▶ **EXERCISE**
For the string "JSON", find every matching line in the records and copy it.

BEGIN INPUT FOR THIS TASK

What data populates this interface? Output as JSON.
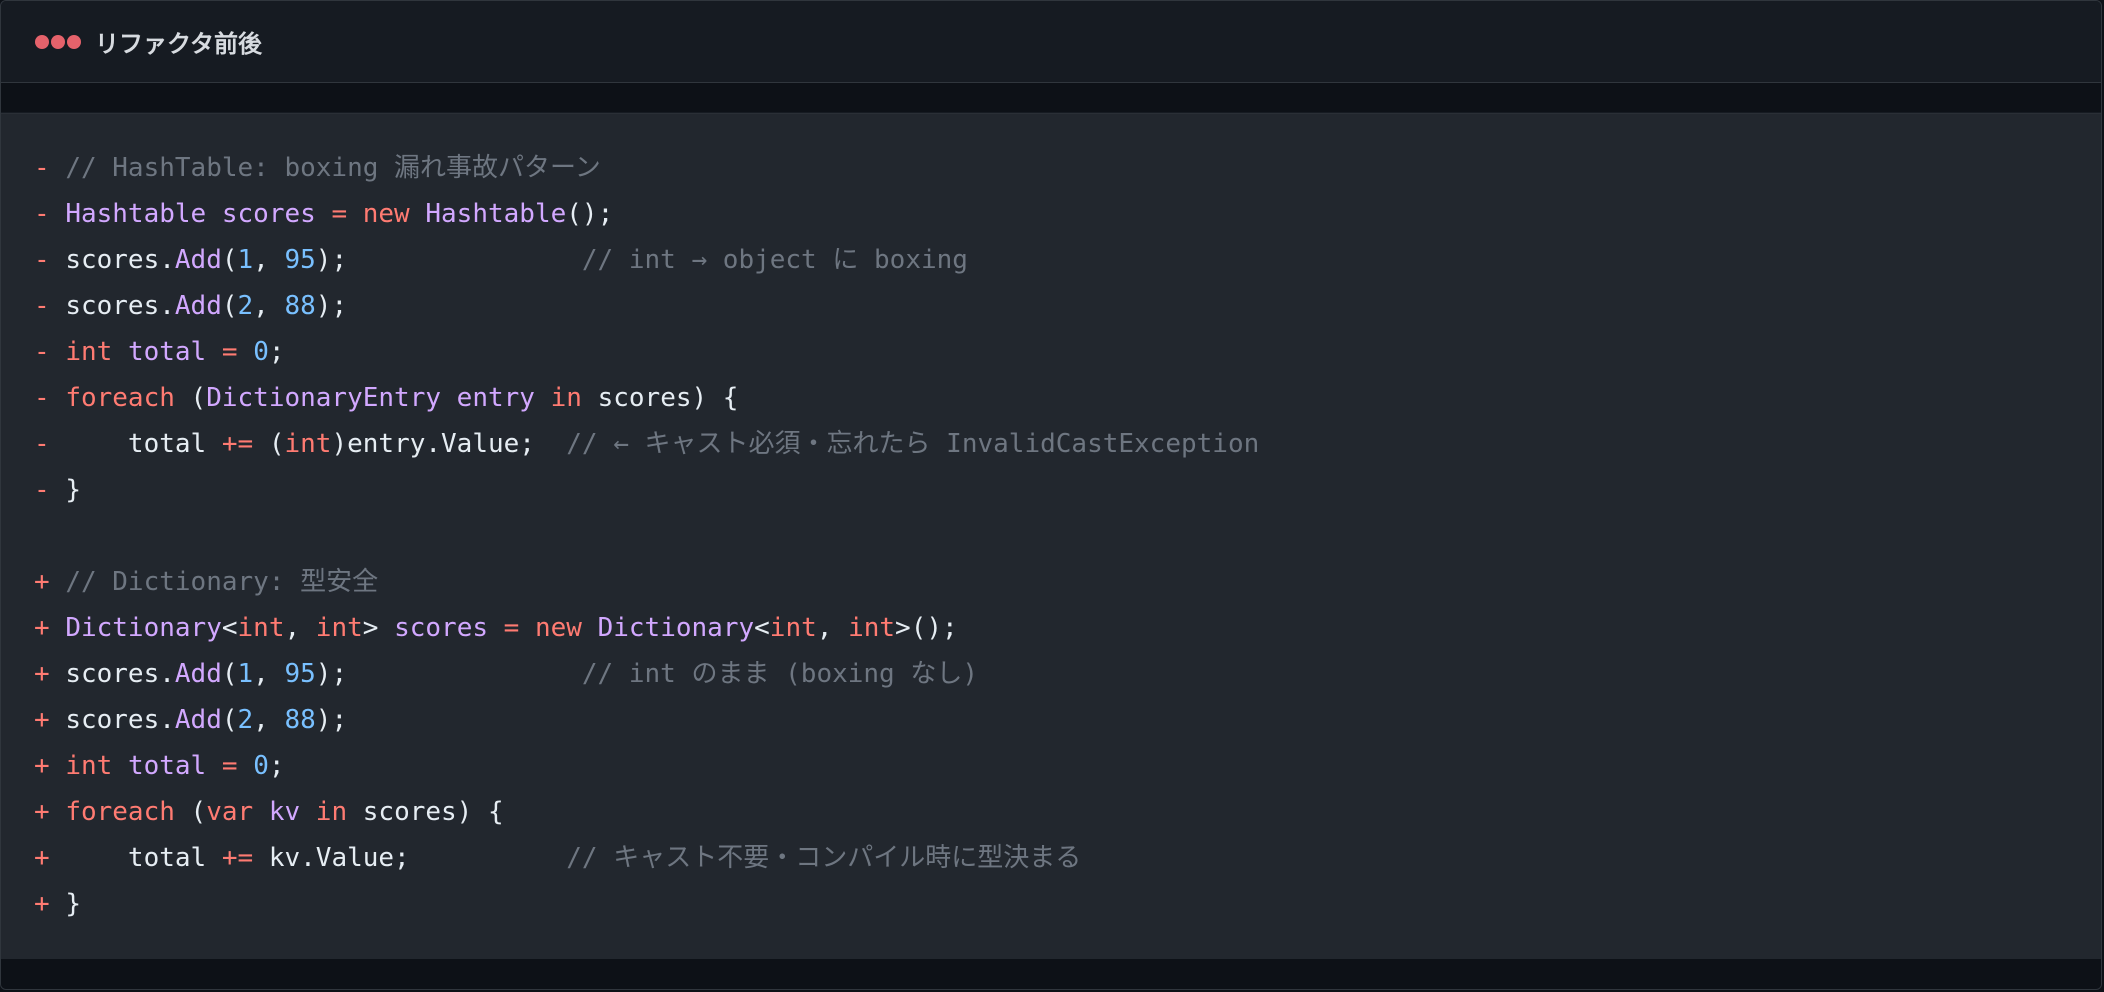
{
  "window": {
    "title": "リファクタ前後"
  },
  "colors": {
    "background": "#22272e",
    "titlebar": "#161b22",
    "diff_sign": "#ff7b72",
    "comment": "#6e7681",
    "type": "#d2a8ff",
    "keyword": "#ff7b72",
    "number": "#79c0ff",
    "plain": "#e6edf3"
  },
  "code": {
    "removed": [
      {
        "sign": "-",
        "tokens": [
          [
            "cm",
            "// HashTable: boxing 漏れ事故パターン"
          ]
        ]
      },
      {
        "sign": "-",
        "tokens": [
          [
            "ty",
            "Hashtable"
          ],
          [
            "tx",
            " "
          ],
          [
            "ty",
            "scores"
          ],
          [
            "tx",
            " "
          ],
          [
            "op",
            "="
          ],
          [
            "tx",
            " "
          ],
          [
            "kw",
            "new"
          ],
          [
            "tx",
            " "
          ],
          [
            "ty",
            "Hashtable"
          ],
          [
            "tx",
            "();"
          ]
        ]
      },
      {
        "sign": "-",
        "tokens": [
          [
            "tx",
            "scores."
          ],
          [
            "fn",
            "Add"
          ],
          [
            "tx",
            "("
          ],
          [
            "nm",
            "1"
          ],
          [
            "tx",
            ", "
          ],
          [
            "nm",
            "95"
          ],
          [
            "tx",
            ");               "
          ],
          [
            "cm",
            "// int → object に boxing"
          ]
        ]
      },
      {
        "sign": "-",
        "tokens": [
          [
            "tx",
            "scores."
          ],
          [
            "fn",
            "Add"
          ],
          [
            "tx",
            "("
          ],
          [
            "nm",
            "2"
          ],
          [
            "tx",
            ", "
          ],
          [
            "nm",
            "88"
          ],
          [
            "tx",
            ");"
          ]
        ]
      },
      {
        "sign": "-",
        "tokens": [
          [
            "kw",
            "int"
          ],
          [
            "tx",
            " "
          ],
          [
            "ty",
            "total"
          ],
          [
            "tx",
            " "
          ],
          [
            "op",
            "="
          ],
          [
            "tx",
            " "
          ],
          [
            "nm",
            "0"
          ],
          [
            "tx",
            ";"
          ]
        ]
      },
      {
        "sign": "-",
        "tokens": [
          [
            "kw",
            "foreach"
          ],
          [
            "tx",
            " ("
          ],
          [
            "ty",
            "DictionaryEntry"
          ],
          [
            "tx",
            " "
          ],
          [
            "ty",
            "entry"
          ],
          [
            "tx",
            " "
          ],
          [
            "kw",
            "in"
          ],
          [
            "tx",
            " scores) {"
          ]
        ]
      },
      {
        "sign": "-",
        "tokens": [
          [
            "tx",
            "    total "
          ],
          [
            "op",
            "+="
          ],
          [
            "tx",
            " ("
          ],
          [
            "kw",
            "int"
          ],
          [
            "tx",
            ")entry.Value;  "
          ],
          [
            "cm",
            "// ← キャスト必須・忘れたら InvalidCastException"
          ]
        ]
      },
      {
        "sign": "-",
        "tokens": [
          [
            "tx",
            "}"
          ]
        ]
      }
    ],
    "added": [
      {
        "sign": "+",
        "tokens": [
          [
            "cm",
            "// Dictionary: 型安全"
          ]
        ]
      },
      {
        "sign": "+",
        "tokens": [
          [
            "ty",
            "Dictionary"
          ],
          [
            "tx",
            "<"
          ],
          [
            "kw",
            "int"
          ],
          [
            "tx",
            ", "
          ],
          [
            "kw",
            "int"
          ],
          [
            "tx",
            "> "
          ],
          [
            "ty",
            "scores"
          ],
          [
            "tx",
            " "
          ],
          [
            "op",
            "="
          ],
          [
            "tx",
            " "
          ],
          [
            "kw",
            "new"
          ],
          [
            "tx",
            " "
          ],
          [
            "ty",
            "Dictionary"
          ],
          [
            "tx",
            "<"
          ],
          [
            "kw",
            "int"
          ],
          [
            "tx",
            ", "
          ],
          [
            "kw",
            "int"
          ],
          [
            "tx",
            ">();"
          ]
        ]
      },
      {
        "sign": "+",
        "tokens": [
          [
            "tx",
            "scores."
          ],
          [
            "fn",
            "Add"
          ],
          [
            "tx",
            "("
          ],
          [
            "nm",
            "1"
          ],
          [
            "tx",
            ", "
          ],
          [
            "nm",
            "95"
          ],
          [
            "tx",
            ");               "
          ],
          [
            "cm",
            "// int のまま (boxing なし)"
          ]
        ]
      },
      {
        "sign": "+",
        "tokens": [
          [
            "tx",
            "scores."
          ],
          [
            "fn",
            "Add"
          ],
          [
            "tx",
            "("
          ],
          [
            "nm",
            "2"
          ],
          [
            "tx",
            ", "
          ],
          [
            "nm",
            "88"
          ],
          [
            "tx",
            ");"
          ]
        ]
      },
      {
        "sign": "+",
        "tokens": [
          [
            "kw",
            "int"
          ],
          [
            "tx",
            " "
          ],
          [
            "ty",
            "total"
          ],
          [
            "tx",
            " "
          ],
          [
            "op",
            "="
          ],
          [
            "tx",
            " "
          ],
          [
            "nm",
            "0"
          ],
          [
            "tx",
            ";"
          ]
        ]
      },
      {
        "sign": "+",
        "tokens": [
          [
            "kw",
            "foreach"
          ],
          [
            "tx",
            " ("
          ],
          [
            "kw",
            "var"
          ],
          [
            "tx",
            " "
          ],
          [
            "ty",
            "kv"
          ],
          [
            "tx",
            " "
          ],
          [
            "kw",
            "in"
          ],
          [
            "tx",
            " scores) {"
          ]
        ]
      },
      {
        "sign": "+",
        "tokens": [
          [
            "tx",
            "    total "
          ],
          [
            "op",
            "+="
          ],
          [
            "tx",
            " kv.Value;          "
          ],
          [
            "cm",
            "// キャスト不要・コンパイル時に型決まる"
          ]
        ]
      },
      {
        "sign": "+",
        "tokens": [
          [
            "tx",
            "}"
          ]
        ]
      }
    ]
  }
}
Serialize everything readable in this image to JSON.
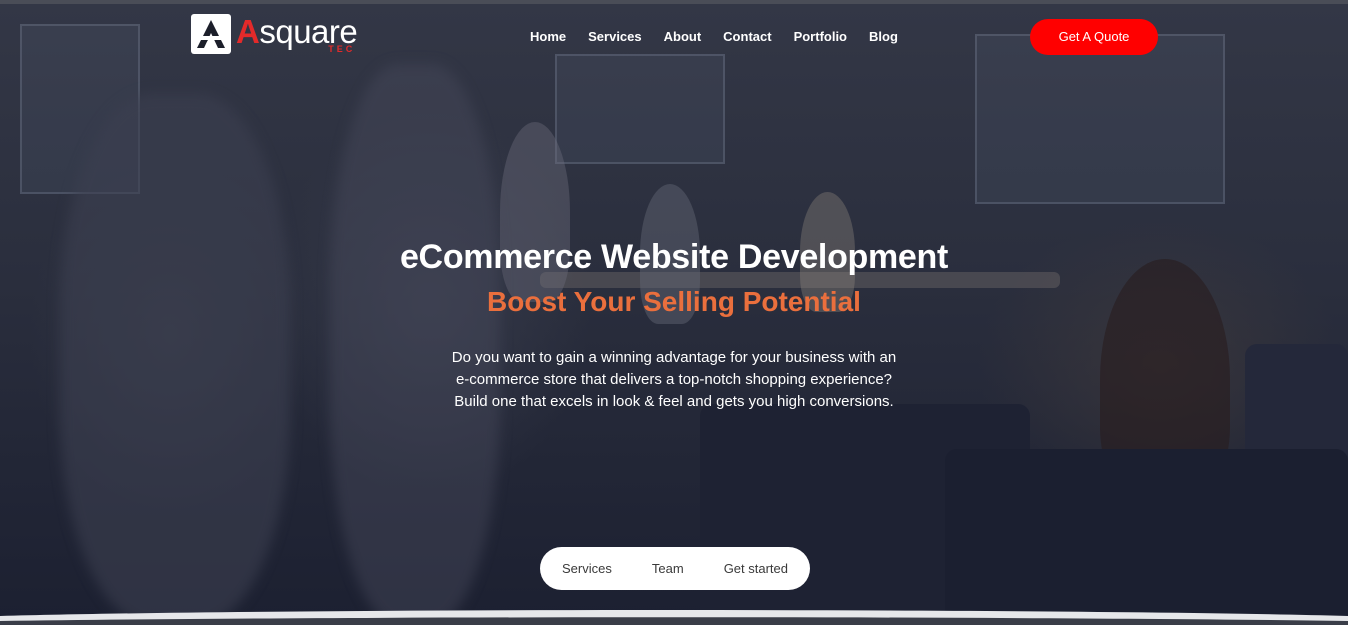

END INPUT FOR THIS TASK

▶ **RESULT OF THE TASK**
What data populates this interface? Output as JSON.
Serialize everything readable in this image to JSON.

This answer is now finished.